Delhi HC chooses to stay ‘off-the-record’
Courtroom No. 13 of the Delhi High Court witnessed high drama on Thursday when a businessman recorded the proceedings using a mini tape recorder.delhi Updated: Apr 09, 2010 00:24 IST
Courtroom No. 13 of the Delhi High Court witnessed high drama on Thursday when a businessman recorded the proceedings using a mini tape recorder.
Fifty-year-old Deepak Khosla had succeeded in taping at least 100 minutes of hearing before judge Justice S. Muralidhar ordered its seizure after lawyers objected. Ironically, the court was hearing a petition filed by him seeking audio recording of court proceedings to ensure “more transparency in the working of judiciary”. Khosla was arguing the matter himself as his lawyer K.V. Dhananjay was out of station.
As the hearing began at 12:30, Khosla placed his recorder on the desk before him. As shocked lawyers and the judge looked on, he sought permission to record the proceedings so that he could “share what transpired in the court with his lawyer”.

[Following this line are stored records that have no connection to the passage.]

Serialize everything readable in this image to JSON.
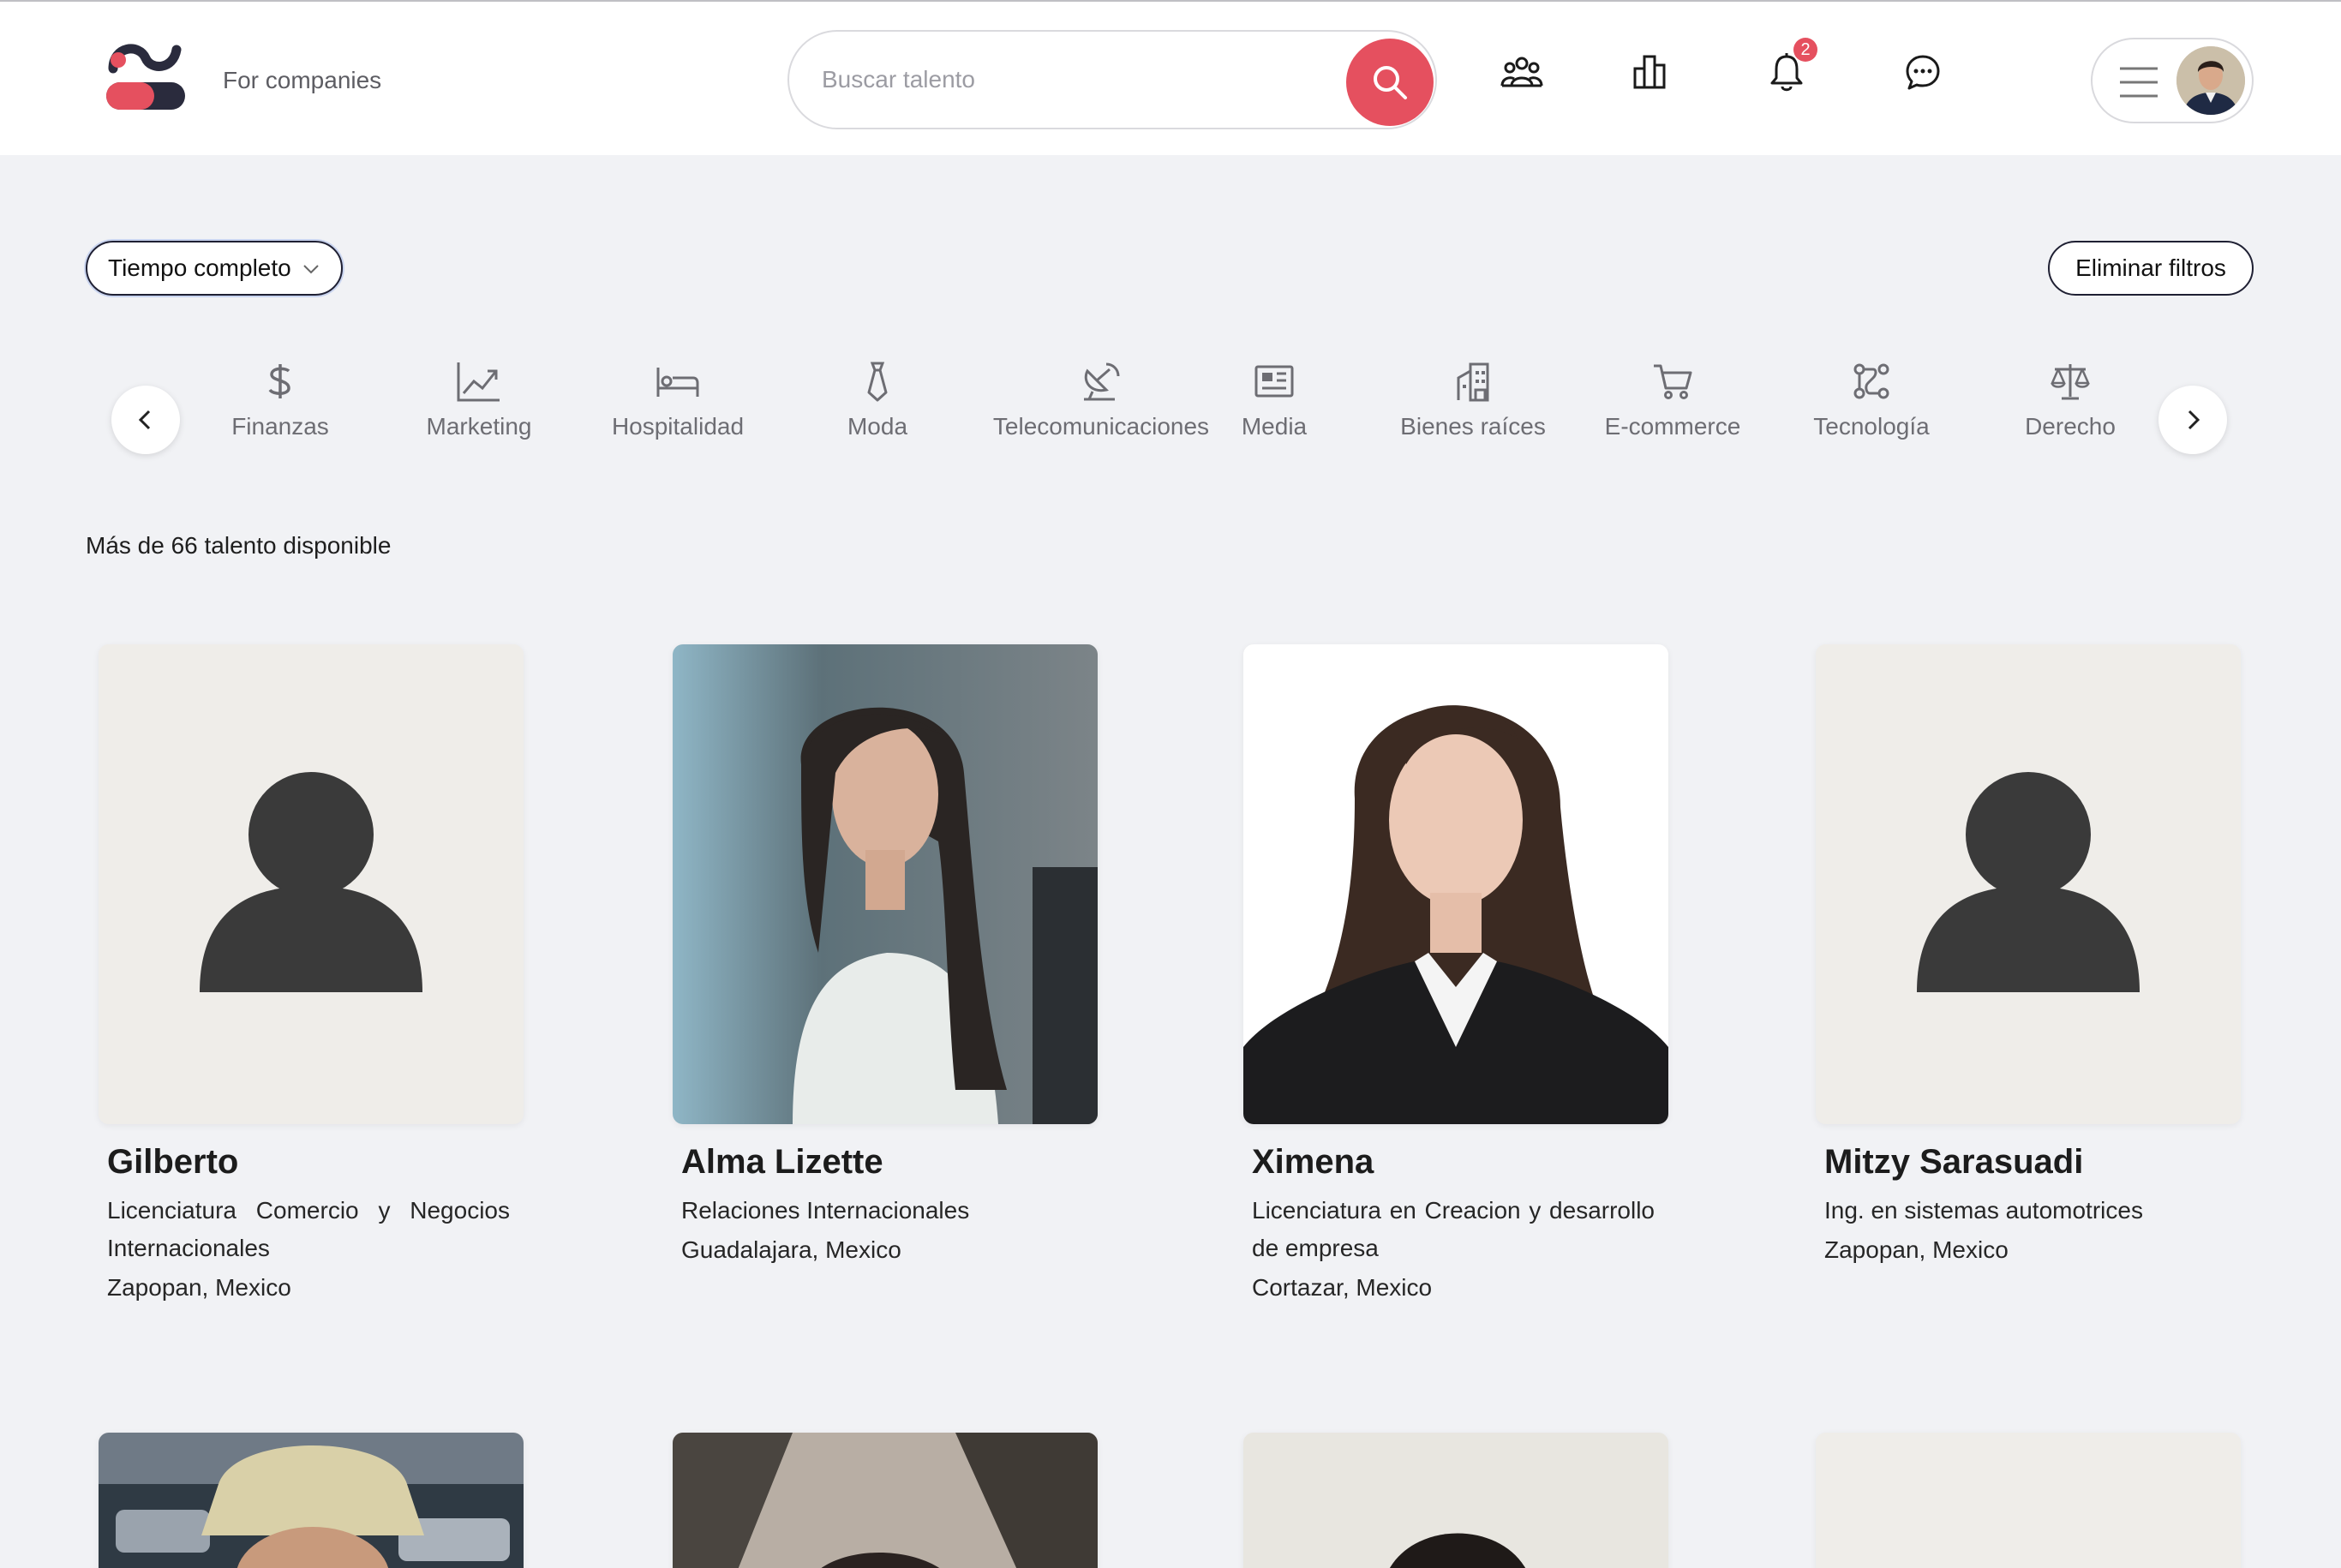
{
  "header": {
    "tagline": "For companies",
    "search": {
      "placeholder": "Buscar talento"
    },
    "nav": [
      {
        "icon": "team-icon"
      },
      {
        "icon": "chart-bars-icon"
      },
      {
        "icon": "bell-icon",
        "badge": "2"
      },
      {
        "icon": "chat-icon"
      }
    ]
  },
  "filters": {
    "job_type": "Tiempo completo",
    "clear_label": "Eliminar filtros"
  },
  "categories": [
    {
      "label": "Finanzas",
      "icon": "dollar-icon"
    },
    {
      "label": "Marketing",
      "icon": "trend-chart-icon"
    },
    {
      "label": "Hospitalidad",
      "icon": "bed-icon"
    },
    {
      "label": "Moda",
      "icon": "tie-icon"
    },
    {
      "label": "Telecomunicaciones",
      "icon": "satellite-dish-icon"
    },
    {
      "label": "Media",
      "icon": "newspaper-icon"
    },
    {
      "label": "Bienes raíces",
      "icon": "building-icon"
    },
    {
      "label": "E-commerce",
      "icon": "cart-icon"
    },
    {
      "label": "Tecnología",
      "icon": "nodes-icon"
    },
    {
      "label": "Derecho",
      "icon": "scales-icon"
    }
  ],
  "results": {
    "count_text": "Más de 66 talento disponible"
  },
  "candidates": [
    {
      "name": "Gilberto",
      "degree": "Licenciatura Comercio y Negocios Internacionales",
      "location": "Zapopan, Mexico",
      "photo": "placeholder"
    },
    {
      "name": "Alma Lizette",
      "degree": "Relaciones Internacionales",
      "location": "Guadalajara, Mexico",
      "photo": "portrait"
    },
    {
      "name": "Ximena",
      "degree": "Licenciatura en Creacion y desarrollo de empresa",
      "location": "Cortazar, Mexico",
      "photo": "portrait"
    },
    {
      "name": "Mitzy Sarasuadi",
      "degree": "Ing. en sistemas automotrices",
      "location": "Zapopan, Mexico",
      "photo": "placeholder"
    }
  ],
  "colors": {
    "accent": "#e5505f",
    "navy": "#1f2033",
    "page_bg": "#f1f2f5"
  }
}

The judge did not object. After 15 minutes, the court deferred the hearing to 2:15 pm. The judge told him not to bring his recorder. But post-lunch, a defiant Khosla was back with his tape recorder . Rajiv Bansal, the lawyer representing the Delhi HC protested and termed it “clear contempt of court”. Judge Muralidhar ordered seizure of the devise after Additional Solicitor General A.S. Chandiok too objected.
Justifying his plea, Dhananjay says, “It will make court proceedings more transparent. All parties can be made accountable and they shall not go back on their words. Human memory is fallible”.